[Dataset rows describing interfaces]

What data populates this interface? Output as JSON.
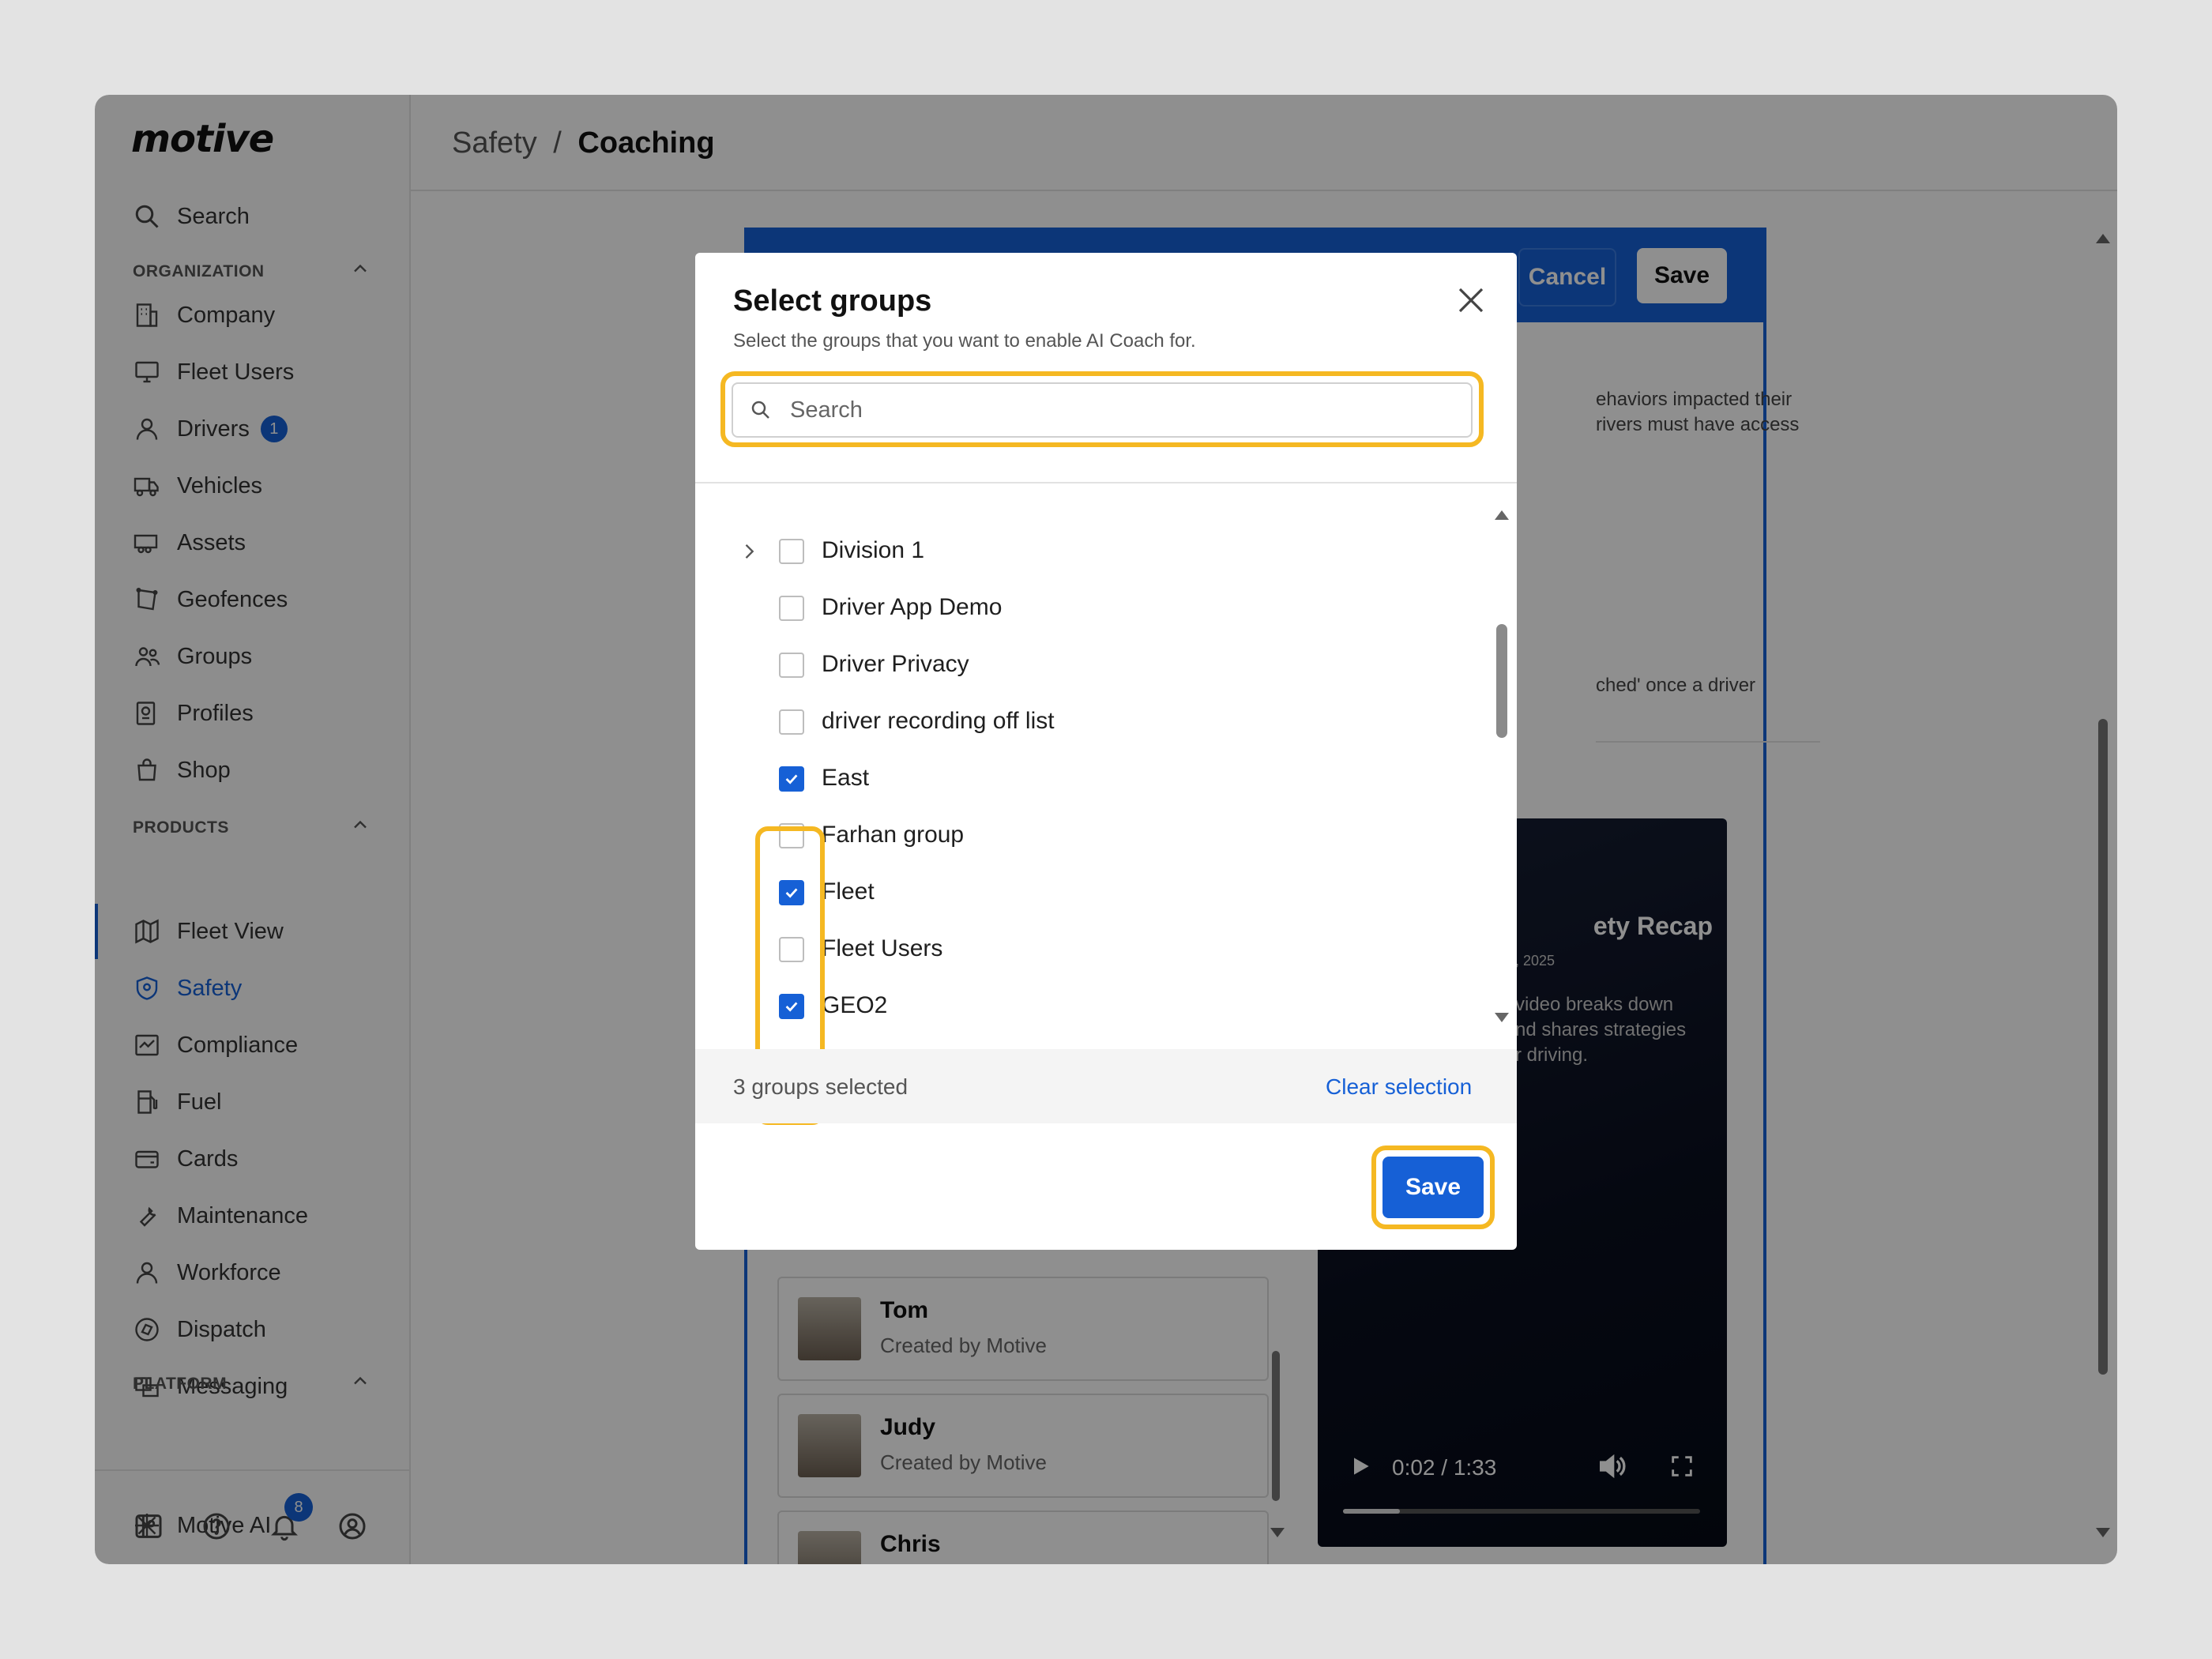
{
  "app": {
    "logo": "motive"
  },
  "header": {
    "breadcrumb_parent": "Safety",
    "breadcrumb_sep": "/",
    "breadcrumb_current": "Coaching"
  },
  "sidebar": {
    "search_label": "Search",
    "sections": {
      "organization": "ORGANIZATION",
      "products": "PRODUCTS",
      "platform": "PLATFORM"
    },
    "org_items": [
      {
        "label": "Company",
        "icon": "building-icon"
      },
      {
        "label": "Fleet Users",
        "icon": "monitor-icon"
      },
      {
        "label": "Drivers",
        "icon": "person-icon",
        "badge": "1"
      },
      {
        "label": "Vehicles",
        "icon": "truck-icon"
      },
      {
        "label": "Assets",
        "icon": "trailer-icon"
      },
      {
        "label": "Geofences",
        "icon": "geofence-icon"
      },
      {
        "label": "Groups",
        "icon": "groups-icon"
      },
      {
        "label": "Profiles",
        "icon": "profile-gear-icon"
      },
      {
        "label": "Shop",
        "icon": "shop-bag-icon"
      }
    ],
    "product_items": [
      {
        "label": "Fleet View",
        "icon": "map-icon"
      },
      {
        "label": "Safety",
        "icon": "shield-icon",
        "active": true
      },
      {
        "label": "Compliance",
        "icon": "compliance-icon"
      },
      {
        "label": "Fuel",
        "icon": "fuel-icon"
      },
      {
        "label": "Cards",
        "icon": "card-icon"
      },
      {
        "label": "Maintenance",
        "icon": "wrench-icon"
      },
      {
        "label": "Workforce",
        "icon": "person-icon"
      },
      {
        "label": "Dispatch",
        "icon": "dispatch-icon"
      },
      {
        "label": "Messaging",
        "icon": "messaging-icon"
      }
    ],
    "platform_items": [
      {
        "label": "Motive AI",
        "icon": "sparkle-icon"
      }
    ],
    "footer": {
      "notification_count": "8"
    }
  },
  "background": {
    "cancel_label": "Cancel",
    "save_label": "Save",
    "text_line1": "ehaviors impacted their",
    "text_line2": "rivers must have access",
    "text_line3": "ched' once a driver",
    "video": {
      "title": "ety Recap",
      "date": "7, 2025",
      "desc_line1": "video breaks down",
      "desc_line2": "nd shares strategies",
      "desc_line3": "r driving.",
      "time": "0:02 / 1:33",
      "progress": 0.16
    },
    "coaches": [
      {
        "name": "Tom",
        "sub": "Created by Motive"
      },
      {
        "name": "Judy",
        "sub": "Created by Motive"
      },
      {
        "name": "Chris",
        "sub": ""
      }
    ]
  },
  "modal": {
    "title": "Select groups",
    "subtitle": "Select the groups that you want to enable AI Coach for.",
    "search_placeholder": "Search",
    "groups": [
      {
        "label": "Division 1",
        "checked": false,
        "expandable": true
      },
      {
        "label": "Driver App Demo",
        "checked": false
      },
      {
        "label": "Driver Privacy",
        "checked": false
      },
      {
        "label": "driver recording off list",
        "checked": false
      },
      {
        "label": "East",
        "checked": true
      },
      {
        "label": "Farhan group",
        "checked": false
      },
      {
        "label": "Fleet",
        "checked": true
      },
      {
        "label": "Fleet Users",
        "checked": false
      },
      {
        "label": "GEO2",
        "checked": true
      }
    ],
    "selected_count": "3 groups selected",
    "clear_label": "Clear selection",
    "save_label": "Save"
  },
  "colors": {
    "accent": "#1660d6",
    "highlight": "#f5b822"
  }
}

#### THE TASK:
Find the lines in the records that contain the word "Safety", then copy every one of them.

#### REPLY TO THE EXERCISE:
    "breadcrumb_parent": "Safety",
        "label": "Safety",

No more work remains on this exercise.